HTML (HyperText Mark-up Language) is the language browsers use on client-side computers to display web pages. PHP is a Hypertext Preprocessor; a programming language on the server that creates HTML to add to the page before it is sent back to the client machine.
A PHP parser resides on a server. When the server receives a request for a web page with any PHP on it at all, the entire page is sent to the PHP parser, the PHP code is run and HTML is returned to the server. When the server is finished with its own processing, the entire HTML bundle is sent back to the requesting client computer. The client machine never sees the PHP code, only the resulting HTML. (This all happens in the blink of an eye.) This is typical of all server-side programming languages.
To tell the server there is PHP code in your program, you must use a file-naming convention of '*.php'. Without this extension, the server doesn't know to first send the page to the PHP parser.
For PHP code to work, the file must reside on a server, and that server must have a PHP parser. Most computers available to you do not have these combinations. Thus, you can not design a web page with PHP coding in it on your office computer and expect it to display, unless you first install PHP. For this course, I will assume you have PHP on your desktop, or within your LAN, or via FTP, or something. You must load all your work into a directory that will run PHP.
Open a new HTML file in your favorite HTML editor, (I use HTML-Kit), and add the code shown below in blue (hint: you can cut from below and paste in your own file):

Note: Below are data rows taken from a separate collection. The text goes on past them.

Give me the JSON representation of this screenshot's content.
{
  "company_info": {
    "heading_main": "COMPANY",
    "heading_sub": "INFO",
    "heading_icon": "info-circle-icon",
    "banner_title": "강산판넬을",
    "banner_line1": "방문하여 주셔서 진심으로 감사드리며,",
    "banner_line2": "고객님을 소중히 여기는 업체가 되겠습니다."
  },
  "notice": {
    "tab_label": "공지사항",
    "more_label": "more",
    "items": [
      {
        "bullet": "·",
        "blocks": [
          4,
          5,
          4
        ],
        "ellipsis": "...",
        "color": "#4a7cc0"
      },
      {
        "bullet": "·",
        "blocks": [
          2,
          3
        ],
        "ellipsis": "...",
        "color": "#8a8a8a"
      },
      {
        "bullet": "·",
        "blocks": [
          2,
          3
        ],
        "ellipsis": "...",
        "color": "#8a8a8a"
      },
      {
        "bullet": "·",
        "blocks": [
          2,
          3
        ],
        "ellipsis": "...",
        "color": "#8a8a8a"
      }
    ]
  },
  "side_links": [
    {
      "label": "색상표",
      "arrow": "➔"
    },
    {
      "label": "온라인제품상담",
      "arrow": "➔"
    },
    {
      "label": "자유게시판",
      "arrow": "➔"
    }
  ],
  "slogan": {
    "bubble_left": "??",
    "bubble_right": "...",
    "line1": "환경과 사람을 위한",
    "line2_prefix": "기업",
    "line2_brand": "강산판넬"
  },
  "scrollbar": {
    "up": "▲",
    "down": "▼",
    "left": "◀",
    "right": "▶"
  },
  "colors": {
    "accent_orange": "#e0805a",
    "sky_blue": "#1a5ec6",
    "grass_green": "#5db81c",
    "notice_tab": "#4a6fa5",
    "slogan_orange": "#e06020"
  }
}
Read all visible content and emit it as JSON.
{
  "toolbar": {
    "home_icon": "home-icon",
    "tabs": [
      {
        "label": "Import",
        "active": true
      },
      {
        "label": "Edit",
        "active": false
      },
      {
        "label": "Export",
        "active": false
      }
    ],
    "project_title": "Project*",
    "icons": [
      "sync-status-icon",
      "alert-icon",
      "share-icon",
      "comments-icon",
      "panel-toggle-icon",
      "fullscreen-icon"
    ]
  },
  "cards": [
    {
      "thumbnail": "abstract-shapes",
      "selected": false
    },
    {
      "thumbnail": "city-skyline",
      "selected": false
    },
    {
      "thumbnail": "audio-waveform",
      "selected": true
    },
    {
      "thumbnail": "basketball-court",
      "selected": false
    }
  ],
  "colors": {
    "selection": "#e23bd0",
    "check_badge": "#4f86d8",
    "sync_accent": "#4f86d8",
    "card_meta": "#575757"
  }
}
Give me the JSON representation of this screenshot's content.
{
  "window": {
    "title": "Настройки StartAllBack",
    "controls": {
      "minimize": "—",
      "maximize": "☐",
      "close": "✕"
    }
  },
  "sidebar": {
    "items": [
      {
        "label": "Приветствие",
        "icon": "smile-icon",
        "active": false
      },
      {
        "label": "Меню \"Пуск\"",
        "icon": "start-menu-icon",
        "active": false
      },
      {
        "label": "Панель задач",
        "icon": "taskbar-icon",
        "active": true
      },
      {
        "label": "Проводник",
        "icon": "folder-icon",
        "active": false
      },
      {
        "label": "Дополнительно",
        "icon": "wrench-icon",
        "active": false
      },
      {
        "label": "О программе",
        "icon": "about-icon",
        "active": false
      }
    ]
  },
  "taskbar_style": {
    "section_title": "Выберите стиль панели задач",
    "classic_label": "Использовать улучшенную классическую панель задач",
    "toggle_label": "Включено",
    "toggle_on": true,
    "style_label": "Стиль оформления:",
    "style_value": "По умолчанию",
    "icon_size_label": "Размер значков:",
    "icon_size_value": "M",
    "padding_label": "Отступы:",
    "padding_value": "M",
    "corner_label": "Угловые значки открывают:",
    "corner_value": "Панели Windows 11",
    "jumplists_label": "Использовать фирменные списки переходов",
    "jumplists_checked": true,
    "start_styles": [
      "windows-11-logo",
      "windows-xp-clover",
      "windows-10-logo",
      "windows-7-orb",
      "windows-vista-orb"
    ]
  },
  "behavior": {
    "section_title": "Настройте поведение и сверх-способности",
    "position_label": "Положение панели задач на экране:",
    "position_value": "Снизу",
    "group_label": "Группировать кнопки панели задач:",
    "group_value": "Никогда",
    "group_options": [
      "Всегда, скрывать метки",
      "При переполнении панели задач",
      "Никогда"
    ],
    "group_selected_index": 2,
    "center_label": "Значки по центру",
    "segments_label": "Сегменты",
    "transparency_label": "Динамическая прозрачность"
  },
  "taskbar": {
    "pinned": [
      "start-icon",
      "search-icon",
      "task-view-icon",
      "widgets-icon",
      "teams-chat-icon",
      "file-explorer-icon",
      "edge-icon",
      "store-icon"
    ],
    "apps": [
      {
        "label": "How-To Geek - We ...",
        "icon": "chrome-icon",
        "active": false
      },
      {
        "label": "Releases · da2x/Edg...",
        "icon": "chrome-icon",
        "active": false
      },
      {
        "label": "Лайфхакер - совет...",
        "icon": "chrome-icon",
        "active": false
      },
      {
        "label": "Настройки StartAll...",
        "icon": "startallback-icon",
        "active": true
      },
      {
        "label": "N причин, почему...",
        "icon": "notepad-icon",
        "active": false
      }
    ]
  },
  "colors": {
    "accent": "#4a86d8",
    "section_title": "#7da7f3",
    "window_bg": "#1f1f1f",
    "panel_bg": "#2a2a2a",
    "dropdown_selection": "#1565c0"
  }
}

Now save the file in your site folder using some name you will remember (like test.php or something similar), and open it in your browser. You should see something like this:
You just used the echo command and the date function. Echo tells the PHP parser to convert whatever follows into HTML and display it on the screen. The date function reads today's date and formats it in whatever way you like; in this case it is formatted to show the day of the month first, then the name of the month, then the year. The dynamic nature of this function is that whenever this page is displayed, it will show whatever the server considers to be the current date.
Note how the PHP code is identified. Anything written between <php and ?> is interpreted as PHP code. Thus, you can add dynamic content wherever you like in your file.
A single statement of code in PHP ends with a semi-colon ( ; ). "Statements" of PHP code can be written on the same line--they must just each end in semi-colons. As in HTML, PHP ignores whitespace and allows for comments:
The URL for this page is: http://sandersongs.com/PHPsqlCourse/PHP01.php
If you reference the footer below and to the right, you will see this code in action. It is repeated on all pages of this tutorial.